Of all the adjectives for Venice – romantic, surreal, seriously can this be real? – you could chuck the thesaurus in the canal and stick with joyful. Venice is what I call a dopamine destination. Capable of topping up your mood like a pay-as-you-go phone, the joy begins as soon as you’ve completed the assault course of retrieving your luggage from the overhead locker on an EasyJet flight.
Il Palazzo Experimental has its own dock on Giudecca Canal, which means the only way to arrive (if Mr Smith wants to pretend to be Matt Damon, at any rate) is via water taxi. Get the boat. Trust me on this. Everything you hate about airport transfers (boredom/getting hangry/wishing you’d stopped for the loo in the terminal) will get blown out of the water as your driver whisks you across the lagoon like an action-movie star. Maybe you’ll play it as cool as a Spritz, maybe you’ll squeal like a newly born farm animal. As you whoosh and weave through canals, under bridges and past majestic gothic facades, the only thing for certain is that when you arrive, you’ll arrive smiling (even, I’m told, in January).
And Il Palazzo Experimental is not one to let the mood dip.
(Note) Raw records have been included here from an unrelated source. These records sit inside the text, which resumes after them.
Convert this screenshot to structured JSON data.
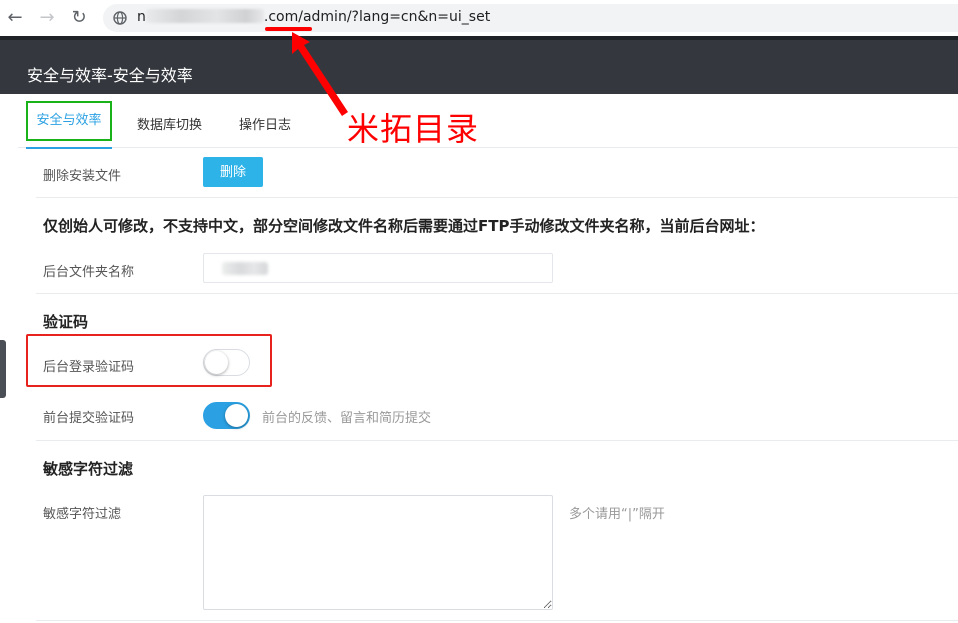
{
  "browser": {
    "url_prefix": "n",
    "url_suffix": ".com/",
    "url_admin": "admin",
    "url_query": "/?lang=cn&n=ui_set"
  },
  "header": {
    "title": "安全与效率-安全与效率"
  },
  "tabs": [
    {
      "label": "安全与效率",
      "active": true
    },
    {
      "label": "数据库切换",
      "active": false
    },
    {
      "label": "操作日志",
      "active": false
    }
  ],
  "annotation": {
    "text": "米拓目录",
    "color": "#ff0000"
  },
  "install_files": {
    "label": "删除安装文件",
    "button": "删除"
  },
  "notice": "仅创始人可修改，不支持中文，部分空间修改文件名称后需要通过FTP手动修改文件夹名称，当前后台网址：",
  "admin_folder": {
    "label": "后台文件夹名称"
  },
  "captcha": {
    "section_title": "验证码",
    "backend_label": "后台登录验证码",
    "backend_enabled": false,
    "frontend_label": "前台提交验证码",
    "frontend_enabled": true,
    "frontend_hint": "前台的反馈、留言和简历提交"
  },
  "filter": {
    "section_title": "敏感字符过滤",
    "label": "敏感字符过滤",
    "hint": "多个请用“|”隔开",
    "value": ""
  },
  "colors": {
    "accent": "#2ba1e3",
    "header_bg": "#34383e",
    "highlight_green": "#19b219",
    "highlight_red": "#e8231e"
  }
}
For one, its creators are mixologists-turned-hoteliers; the tastemakers behind good-spirited hangouts such as the Experimental Cocktail Clubs in London and Paris. Having diversified into nightlife and night-night life, the Experimental Group’s bedroom scene is as strong as its booze shelf: Hôtel des Grands Boulevards and Grand Pigalle in Paris, London’s Henrietta Hotel, sceney addresses in Verbier, Ibiza and Menorca. And now Venice.
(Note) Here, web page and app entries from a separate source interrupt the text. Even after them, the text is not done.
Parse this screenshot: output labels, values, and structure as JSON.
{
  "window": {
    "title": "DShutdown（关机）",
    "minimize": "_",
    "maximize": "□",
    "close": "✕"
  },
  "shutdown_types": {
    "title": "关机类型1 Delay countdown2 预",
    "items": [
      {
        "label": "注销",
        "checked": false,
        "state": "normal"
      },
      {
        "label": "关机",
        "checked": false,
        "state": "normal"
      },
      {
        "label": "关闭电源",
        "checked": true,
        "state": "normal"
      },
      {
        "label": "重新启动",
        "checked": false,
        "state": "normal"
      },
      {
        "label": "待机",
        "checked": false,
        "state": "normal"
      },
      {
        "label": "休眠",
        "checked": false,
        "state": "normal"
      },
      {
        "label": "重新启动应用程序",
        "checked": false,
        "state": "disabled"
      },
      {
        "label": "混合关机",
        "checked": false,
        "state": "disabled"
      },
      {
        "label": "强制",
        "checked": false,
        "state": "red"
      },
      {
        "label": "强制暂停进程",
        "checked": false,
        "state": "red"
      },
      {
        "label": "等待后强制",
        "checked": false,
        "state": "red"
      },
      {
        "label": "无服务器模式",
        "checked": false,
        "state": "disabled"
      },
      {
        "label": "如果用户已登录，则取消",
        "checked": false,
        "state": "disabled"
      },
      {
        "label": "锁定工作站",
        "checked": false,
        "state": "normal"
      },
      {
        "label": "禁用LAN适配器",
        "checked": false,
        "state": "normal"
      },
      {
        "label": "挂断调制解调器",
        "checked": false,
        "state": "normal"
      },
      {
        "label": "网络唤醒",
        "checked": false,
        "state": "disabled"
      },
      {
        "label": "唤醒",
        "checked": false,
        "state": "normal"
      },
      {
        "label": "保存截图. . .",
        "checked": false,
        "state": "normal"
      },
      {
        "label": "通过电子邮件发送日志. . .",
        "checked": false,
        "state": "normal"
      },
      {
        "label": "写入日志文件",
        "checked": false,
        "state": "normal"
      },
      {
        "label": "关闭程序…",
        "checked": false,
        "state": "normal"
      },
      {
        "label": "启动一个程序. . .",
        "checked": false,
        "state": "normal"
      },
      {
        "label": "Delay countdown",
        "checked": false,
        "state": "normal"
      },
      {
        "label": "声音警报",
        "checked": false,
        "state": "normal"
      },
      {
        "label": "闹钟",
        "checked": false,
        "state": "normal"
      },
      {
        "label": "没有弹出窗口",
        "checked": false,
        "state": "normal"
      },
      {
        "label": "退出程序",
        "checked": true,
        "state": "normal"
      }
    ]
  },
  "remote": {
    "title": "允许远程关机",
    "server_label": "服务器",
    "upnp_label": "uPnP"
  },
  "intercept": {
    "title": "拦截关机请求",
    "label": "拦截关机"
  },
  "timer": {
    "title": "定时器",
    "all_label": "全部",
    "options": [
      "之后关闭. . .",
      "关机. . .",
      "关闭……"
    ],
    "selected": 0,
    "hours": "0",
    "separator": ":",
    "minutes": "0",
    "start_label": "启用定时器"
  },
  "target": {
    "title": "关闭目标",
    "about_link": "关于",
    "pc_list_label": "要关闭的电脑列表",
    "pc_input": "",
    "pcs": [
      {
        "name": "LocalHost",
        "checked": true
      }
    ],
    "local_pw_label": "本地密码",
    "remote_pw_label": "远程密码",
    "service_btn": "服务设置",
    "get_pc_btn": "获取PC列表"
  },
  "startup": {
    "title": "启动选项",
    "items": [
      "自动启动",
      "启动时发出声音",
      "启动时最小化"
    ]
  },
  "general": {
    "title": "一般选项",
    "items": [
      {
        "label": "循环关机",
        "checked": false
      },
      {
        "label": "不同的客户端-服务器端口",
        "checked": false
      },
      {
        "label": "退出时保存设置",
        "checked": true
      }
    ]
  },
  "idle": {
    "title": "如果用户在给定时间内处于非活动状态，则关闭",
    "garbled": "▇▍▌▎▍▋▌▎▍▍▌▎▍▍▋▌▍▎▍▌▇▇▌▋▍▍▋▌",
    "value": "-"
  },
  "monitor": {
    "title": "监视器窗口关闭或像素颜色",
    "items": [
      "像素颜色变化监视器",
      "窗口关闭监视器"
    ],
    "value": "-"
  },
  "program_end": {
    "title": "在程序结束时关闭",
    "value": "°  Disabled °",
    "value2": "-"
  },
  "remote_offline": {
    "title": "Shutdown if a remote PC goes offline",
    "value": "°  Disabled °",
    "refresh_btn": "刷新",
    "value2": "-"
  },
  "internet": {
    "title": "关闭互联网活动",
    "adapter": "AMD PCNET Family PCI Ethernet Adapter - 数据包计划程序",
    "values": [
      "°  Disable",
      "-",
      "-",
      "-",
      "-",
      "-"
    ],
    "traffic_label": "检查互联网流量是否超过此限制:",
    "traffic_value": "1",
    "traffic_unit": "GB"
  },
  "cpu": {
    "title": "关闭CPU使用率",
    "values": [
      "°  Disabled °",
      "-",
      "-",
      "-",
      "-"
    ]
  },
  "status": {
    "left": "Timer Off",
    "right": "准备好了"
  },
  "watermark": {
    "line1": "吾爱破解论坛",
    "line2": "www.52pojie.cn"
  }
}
Even without knowing what all the fuss is about, Il Palazzo Experimental stops dog walkers, runners and tourists in their tracks on the promenade outside. The building has all the trappings of a former palace, such as giant arched windows with leggy pillars, while ‘Adriatica’ is written in mosaics in an intriguing, ancient-looking font. Once the name of the shipping company that based its HQ here, Adriatica has now been recycled into the title of the hotel’s buzzy, vongole-slurping restaurant.
Now, before I fangirl the interiors, I have to issue a caveat. This is the point at which to duck out if you love white, swear by understated minimalism, consider cream too bold a wall colour, and your favourite colour is greige. Because the interiors at Il Palazzo Experimental go big. Really big.
They are exuberant and kitsch and camp. They command attention like a pair of Speedos in your eyeline. You will be sucked into a joyously playful world and, like the water taxi here, it will be thrilling. Fancy a turquoise-and-white striped bedroom door with an anchor for a knocker? Yes! Pink walls and a terrazzo floor? Need! A dark-red bathroom with mirrors framed in ridiculous amounts of marble? Into it!
If there was ever a risk that Experimental’s stalwart designer Dorothée Meilichzon might have gone a Gondolier-inspired candy stripe too far, it’s spared by the fact that everything is dripping in quality. Materials are plush and weighty; every side table, wall light and pink sofa has been meticulously engineered to work together. The design might, like its name, be a little experimental; but absolutely nothing about its seamless execution is accidental.
What’s most impressive is that for all the pattern-clashing theatre of the interior design, there is only one leading lady – and that’s Venice. The palatial windows, particularly XXXL-sized on the first floor, offer teasing flashes of canal blue. We stayed in a Giudecca Executive Canal room with balcony, and I cannot say enough good things about dragging open the thickest blackout drapes known to mankind (a joy in themselves) and jumping back into bed to watch morning canal life snuggled underneath the covers.
Will you use the balcony? Truthfully, probably not beyond an obligatory pose-with-an-espresso snap. Regardless of how restrained you are with the gelato (and please do not be restrained with the gelato), it’s too compact to sit on. But also because Il Palazzo Experimental has a garden. Tropical palms, a gluggable cocktail list crafted by the city’s pros, and a quiet canal backdrop create all the ingredients for vibey Venetian alfresco dining. In any language, that’s the happiest of happy hours.
Even the slump of checking out isn’t a mood-kill here (and not only because you secretly stole the hotel slippers, which have smiley faces on them). The airport run doesn’t mean stress, it means water taxi. In one final flourish, you’ll whizz back out the way you came in – wind in your hair, Venice in your eyes, smile on your face, action heroes in your thoughts. The same, but happier. You’ve been Veniced and, ragazzi, it was joyful.
The fun doesn’t stop there: explore our complete collection of hotels in Venice
Freelance journalist Gemma started her career as a motoring writer where, a week into the job, she was sent first class to Thailand to take a pick-up truck off-road. Since then, her career path has been smoother, but certainly not more sedentary: she’s lived in London, Sydney, Barcelona and recently moved to Paris (keep up @thetravellingapartment). Gemma’s writing has appeared in leading British and international titles, including The Times, Glamour, GQ, Harper’s Bazaar and Elle.